→ **REQUIRED ACTION**: Which lines in the data below contain the word "battery"? Pull each of them out.

Records from a data source:

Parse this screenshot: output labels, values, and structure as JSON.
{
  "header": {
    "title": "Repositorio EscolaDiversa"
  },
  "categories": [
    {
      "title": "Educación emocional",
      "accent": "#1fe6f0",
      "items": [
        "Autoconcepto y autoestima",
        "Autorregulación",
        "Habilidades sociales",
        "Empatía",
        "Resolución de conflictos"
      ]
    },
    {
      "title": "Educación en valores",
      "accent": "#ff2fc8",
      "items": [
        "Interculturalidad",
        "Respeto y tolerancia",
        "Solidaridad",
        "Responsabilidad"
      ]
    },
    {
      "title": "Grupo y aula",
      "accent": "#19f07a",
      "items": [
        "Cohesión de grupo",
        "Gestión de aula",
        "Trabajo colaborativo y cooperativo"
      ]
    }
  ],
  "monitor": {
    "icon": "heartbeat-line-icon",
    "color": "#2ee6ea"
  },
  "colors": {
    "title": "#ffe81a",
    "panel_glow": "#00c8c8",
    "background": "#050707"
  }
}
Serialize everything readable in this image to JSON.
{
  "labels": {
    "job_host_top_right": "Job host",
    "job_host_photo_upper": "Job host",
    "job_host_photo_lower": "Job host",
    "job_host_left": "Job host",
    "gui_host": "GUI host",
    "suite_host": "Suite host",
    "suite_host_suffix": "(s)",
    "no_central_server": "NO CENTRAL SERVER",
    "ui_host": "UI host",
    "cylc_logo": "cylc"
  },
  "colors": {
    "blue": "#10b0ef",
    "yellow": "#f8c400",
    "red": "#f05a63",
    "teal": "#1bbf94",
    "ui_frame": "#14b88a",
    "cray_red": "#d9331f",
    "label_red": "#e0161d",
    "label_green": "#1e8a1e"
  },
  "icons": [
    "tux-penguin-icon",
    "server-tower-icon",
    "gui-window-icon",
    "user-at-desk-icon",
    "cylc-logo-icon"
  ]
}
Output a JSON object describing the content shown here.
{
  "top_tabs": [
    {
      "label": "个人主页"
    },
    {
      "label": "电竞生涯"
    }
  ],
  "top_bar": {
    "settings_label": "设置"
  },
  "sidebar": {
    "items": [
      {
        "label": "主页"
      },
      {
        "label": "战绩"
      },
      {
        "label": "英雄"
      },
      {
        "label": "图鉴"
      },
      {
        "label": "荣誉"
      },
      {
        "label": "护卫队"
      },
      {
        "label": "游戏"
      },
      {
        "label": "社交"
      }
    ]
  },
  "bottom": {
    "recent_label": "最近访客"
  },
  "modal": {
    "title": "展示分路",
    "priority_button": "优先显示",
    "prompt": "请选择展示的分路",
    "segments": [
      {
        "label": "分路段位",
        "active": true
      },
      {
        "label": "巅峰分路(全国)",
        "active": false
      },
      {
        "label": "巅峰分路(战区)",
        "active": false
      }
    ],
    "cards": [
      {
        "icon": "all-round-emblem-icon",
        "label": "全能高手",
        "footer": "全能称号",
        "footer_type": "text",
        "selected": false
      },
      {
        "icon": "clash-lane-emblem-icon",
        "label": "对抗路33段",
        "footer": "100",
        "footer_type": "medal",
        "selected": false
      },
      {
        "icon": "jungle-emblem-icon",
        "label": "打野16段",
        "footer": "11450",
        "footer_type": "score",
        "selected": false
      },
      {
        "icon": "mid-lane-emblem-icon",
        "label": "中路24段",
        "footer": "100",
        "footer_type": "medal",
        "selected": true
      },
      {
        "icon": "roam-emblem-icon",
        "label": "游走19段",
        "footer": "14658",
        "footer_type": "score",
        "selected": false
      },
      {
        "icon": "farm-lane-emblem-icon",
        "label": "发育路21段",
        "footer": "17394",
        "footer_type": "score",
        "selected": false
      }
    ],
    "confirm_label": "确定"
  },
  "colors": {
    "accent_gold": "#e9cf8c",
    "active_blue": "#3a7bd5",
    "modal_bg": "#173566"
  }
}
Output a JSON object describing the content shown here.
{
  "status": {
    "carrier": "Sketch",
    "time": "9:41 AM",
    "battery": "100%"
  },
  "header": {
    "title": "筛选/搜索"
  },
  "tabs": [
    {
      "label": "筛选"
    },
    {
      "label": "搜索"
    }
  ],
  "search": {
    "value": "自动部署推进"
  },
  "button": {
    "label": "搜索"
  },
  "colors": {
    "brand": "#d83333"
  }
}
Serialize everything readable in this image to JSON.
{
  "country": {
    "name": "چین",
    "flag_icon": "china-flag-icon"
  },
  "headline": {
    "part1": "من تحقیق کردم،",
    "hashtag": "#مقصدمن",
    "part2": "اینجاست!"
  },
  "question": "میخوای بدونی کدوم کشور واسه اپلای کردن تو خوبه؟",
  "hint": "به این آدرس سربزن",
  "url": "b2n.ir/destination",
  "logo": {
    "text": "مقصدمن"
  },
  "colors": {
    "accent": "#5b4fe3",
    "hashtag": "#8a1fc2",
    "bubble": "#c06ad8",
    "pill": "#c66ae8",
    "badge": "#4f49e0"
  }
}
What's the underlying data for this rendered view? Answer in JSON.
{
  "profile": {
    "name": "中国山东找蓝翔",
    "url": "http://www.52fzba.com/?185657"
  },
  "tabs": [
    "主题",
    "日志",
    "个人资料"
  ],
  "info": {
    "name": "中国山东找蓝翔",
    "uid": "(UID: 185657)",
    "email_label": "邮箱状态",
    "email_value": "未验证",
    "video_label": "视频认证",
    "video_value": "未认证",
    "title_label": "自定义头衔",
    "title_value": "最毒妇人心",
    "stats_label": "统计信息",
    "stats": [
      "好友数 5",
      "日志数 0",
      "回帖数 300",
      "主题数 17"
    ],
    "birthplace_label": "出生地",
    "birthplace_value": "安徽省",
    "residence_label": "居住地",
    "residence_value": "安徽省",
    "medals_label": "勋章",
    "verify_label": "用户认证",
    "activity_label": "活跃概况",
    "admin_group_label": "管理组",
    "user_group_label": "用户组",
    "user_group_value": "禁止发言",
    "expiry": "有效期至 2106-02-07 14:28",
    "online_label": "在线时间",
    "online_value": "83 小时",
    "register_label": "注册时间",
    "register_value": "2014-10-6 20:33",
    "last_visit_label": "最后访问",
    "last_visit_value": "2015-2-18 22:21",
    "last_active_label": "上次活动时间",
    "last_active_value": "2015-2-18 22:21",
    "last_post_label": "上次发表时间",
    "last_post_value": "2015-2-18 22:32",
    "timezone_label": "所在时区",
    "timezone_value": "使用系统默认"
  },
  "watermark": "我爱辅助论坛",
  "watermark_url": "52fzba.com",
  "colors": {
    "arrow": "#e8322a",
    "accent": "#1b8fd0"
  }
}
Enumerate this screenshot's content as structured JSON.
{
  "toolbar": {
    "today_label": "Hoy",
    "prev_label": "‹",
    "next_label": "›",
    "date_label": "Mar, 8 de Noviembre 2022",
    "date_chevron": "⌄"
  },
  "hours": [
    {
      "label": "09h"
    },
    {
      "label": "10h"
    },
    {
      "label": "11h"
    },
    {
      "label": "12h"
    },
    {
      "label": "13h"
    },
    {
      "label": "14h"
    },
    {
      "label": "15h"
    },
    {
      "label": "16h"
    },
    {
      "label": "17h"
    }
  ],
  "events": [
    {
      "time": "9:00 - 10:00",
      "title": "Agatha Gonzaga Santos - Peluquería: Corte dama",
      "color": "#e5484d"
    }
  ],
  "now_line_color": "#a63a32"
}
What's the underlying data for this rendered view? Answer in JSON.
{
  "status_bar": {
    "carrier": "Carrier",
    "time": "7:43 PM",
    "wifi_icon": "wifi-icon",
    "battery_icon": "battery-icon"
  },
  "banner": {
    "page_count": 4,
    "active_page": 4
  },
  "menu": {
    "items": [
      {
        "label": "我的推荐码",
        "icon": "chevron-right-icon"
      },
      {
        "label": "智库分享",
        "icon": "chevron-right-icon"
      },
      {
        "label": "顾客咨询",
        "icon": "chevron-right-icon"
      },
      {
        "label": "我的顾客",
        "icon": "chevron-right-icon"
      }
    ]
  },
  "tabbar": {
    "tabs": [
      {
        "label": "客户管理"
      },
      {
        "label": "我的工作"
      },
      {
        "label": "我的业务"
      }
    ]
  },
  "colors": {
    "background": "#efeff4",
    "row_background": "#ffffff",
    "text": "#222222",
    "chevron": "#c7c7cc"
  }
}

→ **TASK OUTPUT**:
    "battery": "100%"
    "battery_icon": "battery-icon"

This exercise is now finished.